At this point many readers may well ask, “All this effort on the part of a shop assistant for the vastly remote chance that the actual winner will come in? Be realistic British Gazette!” Au contrair, mon amie. Such a dishonest shop assistant will have set out previously on their criminal endeavour for their targets (their victims) are the not infrequent number of people who present winning tickets to lottery retailers. To put this into perspective, herewith the results of the EuroMillions draw number 348 of Friday 8th October
Combinations – U.K. Winners – Amount per winner

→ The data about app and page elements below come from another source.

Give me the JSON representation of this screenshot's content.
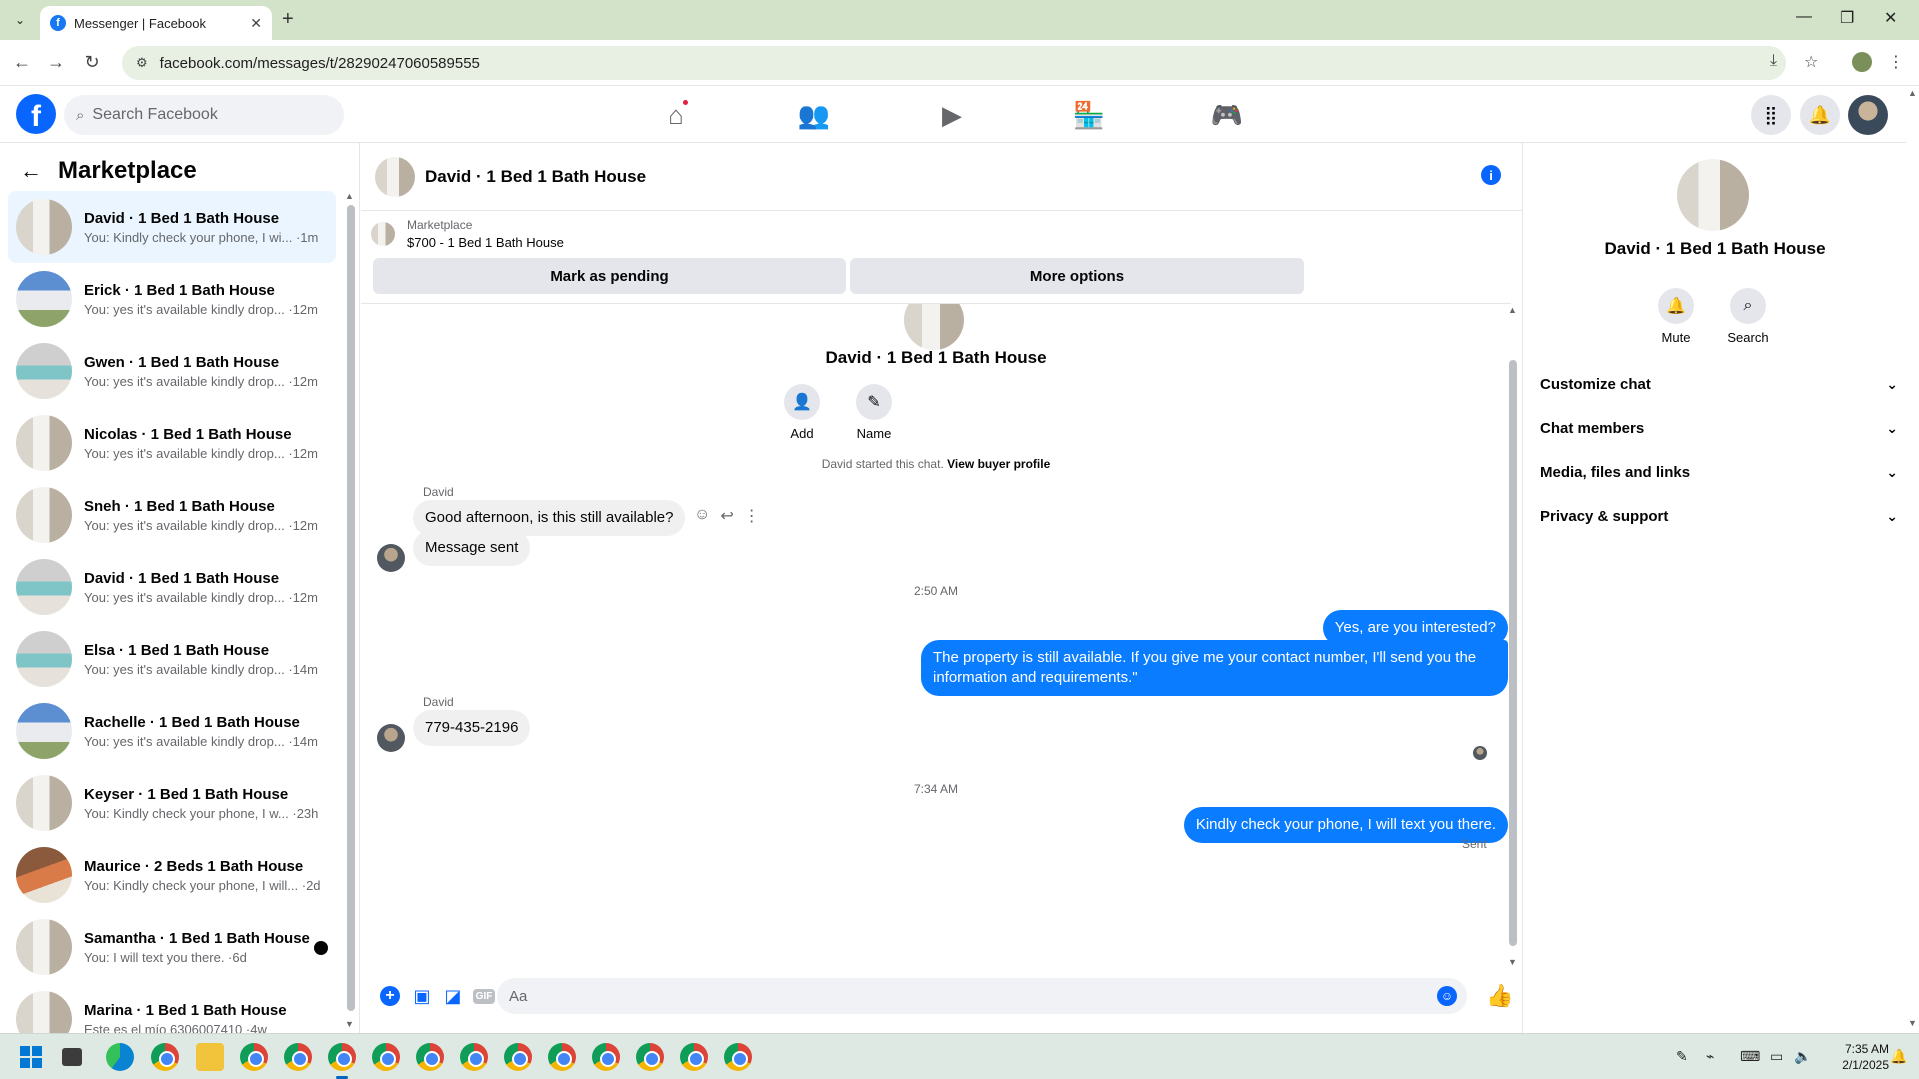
{
  "browser": {
    "tab_title": "Messenger | Facebook",
    "url": "facebook.com/messages/t/28290247060589555"
  },
  "fbnav": {
    "search_placeholder": "Search Facebook"
  },
  "sidebar": {
    "title": "Marketplace",
    "conversations": [
      {
        "name": "David · 1 Bed 1 Bath House",
        "preview": "You: Kindly check your phone, I wi... ·1m",
        "active": true
      },
      {
        "name": "Erick · 1 Bed 1 Bath House",
        "preview": "You: yes it's available kindly drop... ·12m"
      },
      {
        "name": "Gwen · 1 Bed 1 Bath House",
        "preview": "You: yes it's available kindly drop... ·12m"
      },
      {
        "name": "Nicolas · 1 Bed 1 Bath House",
        "preview": "You: yes it's available kindly drop... ·12m"
      },
      {
        "name": "Sneh · 1 Bed 1 Bath House",
        "preview": "You: yes it's available kindly drop... ·12m"
      },
      {
        "name": "David · 1 Bed 1 Bath House",
        "preview": "You: yes it's available kindly drop... ·12m"
      },
      {
        "name": "Elsa · 1 Bed 1 Bath House",
        "preview": "You: yes it's available kindly drop... ·14m"
      },
      {
        "name": "Rachelle · 1 Bed 1 Bath House",
        "preview": "You: yes it's available kindly drop... ·14m"
      },
      {
        "name": "Keyser · 1 Bed 1 Bath House",
        "preview": "You: Kindly check your phone, I w... ·23h"
      },
      {
        "name": "Maurice · 2 Beds 1 Bath House",
        "preview": "You: Kindly check your phone, I will... ·2d"
      },
      {
        "name": "Samantha · 1 Bed 1 Bath House",
        "preview": "You: I will text you there. ·6d",
        "unread": true
      },
      {
        "name": "Marina · 1 Bed 1 Bath House",
        "preview": "Este es el mío 6306007410 ·4w"
      }
    ]
  },
  "chat": {
    "header_name": "David · 1 Bed 1 Bath House",
    "marketplace_label": "Marketplace",
    "listing": "$700 - 1 Bed 1 Bath House",
    "mark_pending": "Mark as pending",
    "more_options": "More options",
    "group_name": "David · 1 Bed 1 Bath House",
    "add_label": "Add",
    "name_label": "Name",
    "started_text": "David started this chat.",
    "view_buyer": "View buyer profile",
    "sender": "David",
    "msg1": "Good afternoon, is this still available?",
    "msg2": "Message sent",
    "time1": "2:50 AM",
    "out1": "Yes, are you interested?",
    "out2_line1": "The property is still available. If you give me your contact number, I'll send you the",
    "out2_line2": "information and requirements.\"",
    "sender2": "David",
    "msg3": "779-435-2196",
    "time2": "7:34 AM",
    "out3": "Kindly check your phone, I will text you there.",
    "sent_status": "Sent",
    "composer_placeholder": "Aa"
  },
  "rpanel": {
    "name": "David · 1 Bed 1 Bath House",
    "mute": "Mute",
    "search": "Search",
    "sections": [
      "Customize chat",
      "Chat members",
      "Media, files and links",
      "Privacy & support"
    ]
  },
  "taskbar": {
    "time": "7:35 AM",
    "date": "2/1/2025"
  },
  "colors": {
    "fb_blue": "#0866ff",
    "bubble_out": "#0a7cff",
    "active_row": "#ebf5ff"
  }
}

Match 5 + 2 Stars – 1 – £113,019,926.00
Match 5 + 1 Star – 9 – £521,015.20
Match 5 – 19 – £70,036.90
Match 4 + 2 Stars – 208 – £4,569.70

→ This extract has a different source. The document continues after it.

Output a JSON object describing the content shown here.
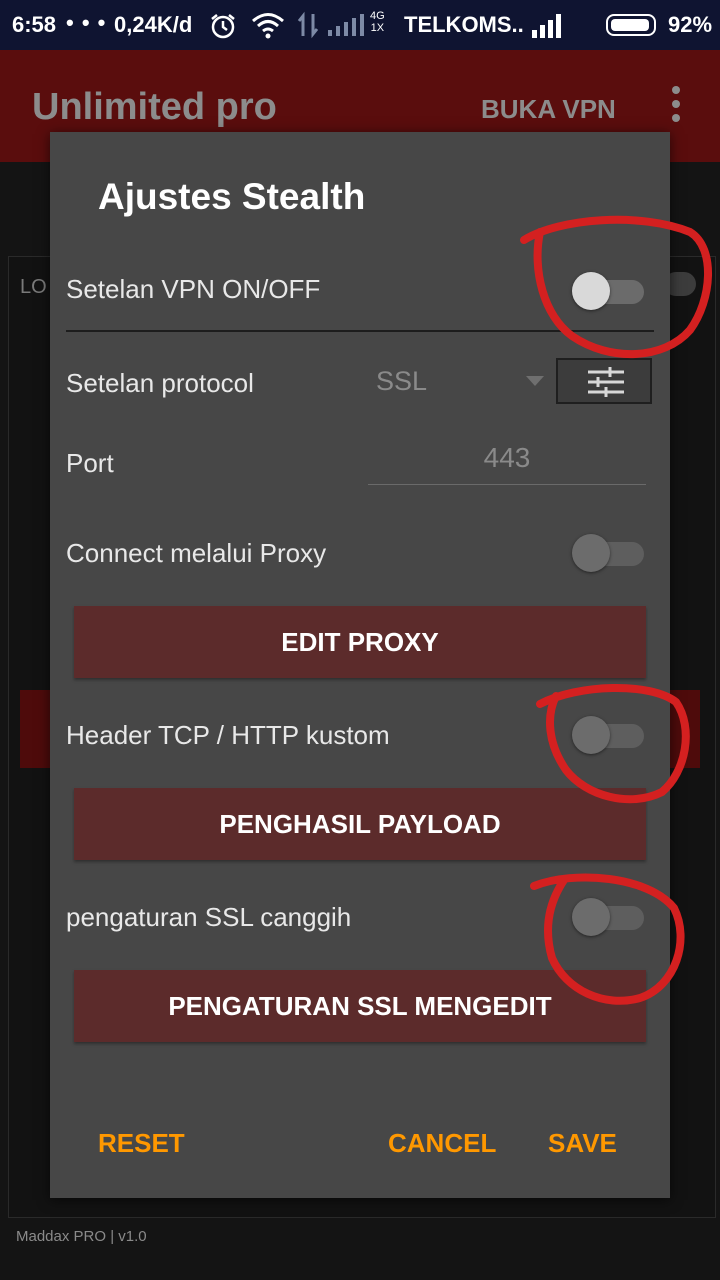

Match 4 + 1 Star – 3,048 – £207.80
Match 4 – 4,702 – £94.30
Match 3 + 2 Stars – 10,046 – £63.00
Match 3 + 1 Star – 146,482 – £22.00
Match 2 + 2 Stars – 146,825 - £18.90
Match 3 – 231,075 – £12.80
Match 1 + 2 Stars – 803,206 – £7.90
Match 2 + 1 Star – 2,206,850 – £6.80
As can bee seen, 10,046 people won £63.00, 4,702 people won £94.30 and 3,048 people won £207.80. These amounts of money are tempting pickings to such a thief. Assuming the punter has not memorised the numbers on their ticket the thief may at that point advise them that the ticket had not won or had won a smaller amount say, £6.80. They may hand them £6.80 from the till and place the ticket in the till for subsequent sending off the Camelot. At some point the thief would put £6.80 of their own money into the till and retrieve the winning ticket into their possession. They would then in such cases claim the money at another lottery retailer. In cases where they may be in possession of a ticket in excess of £500 they may either make an application themselves via a Post Office or seek an accomplice to claim on their behalf.
Were the £113 million to come up they would likely quit their job shortly after and seek employment elsewhere. At a point near the 180 day limit (Wednesday 6th April, 2011), they would come forward and claim the prize.
It is to be hoped that Camelot have some very rigorous validation procedures.
British Gazette Comment 2: Should not we be reporting upon what such as David Cameron is doing and not the clownish antics of Mr Lowery?
Why bother with such as Cameron when he seems to be happy with the situation where over two thirds of the government of this country is carried on in Brussels and the remaining one third is shared between the regional capitals of Cardiff, Edinburgh and London?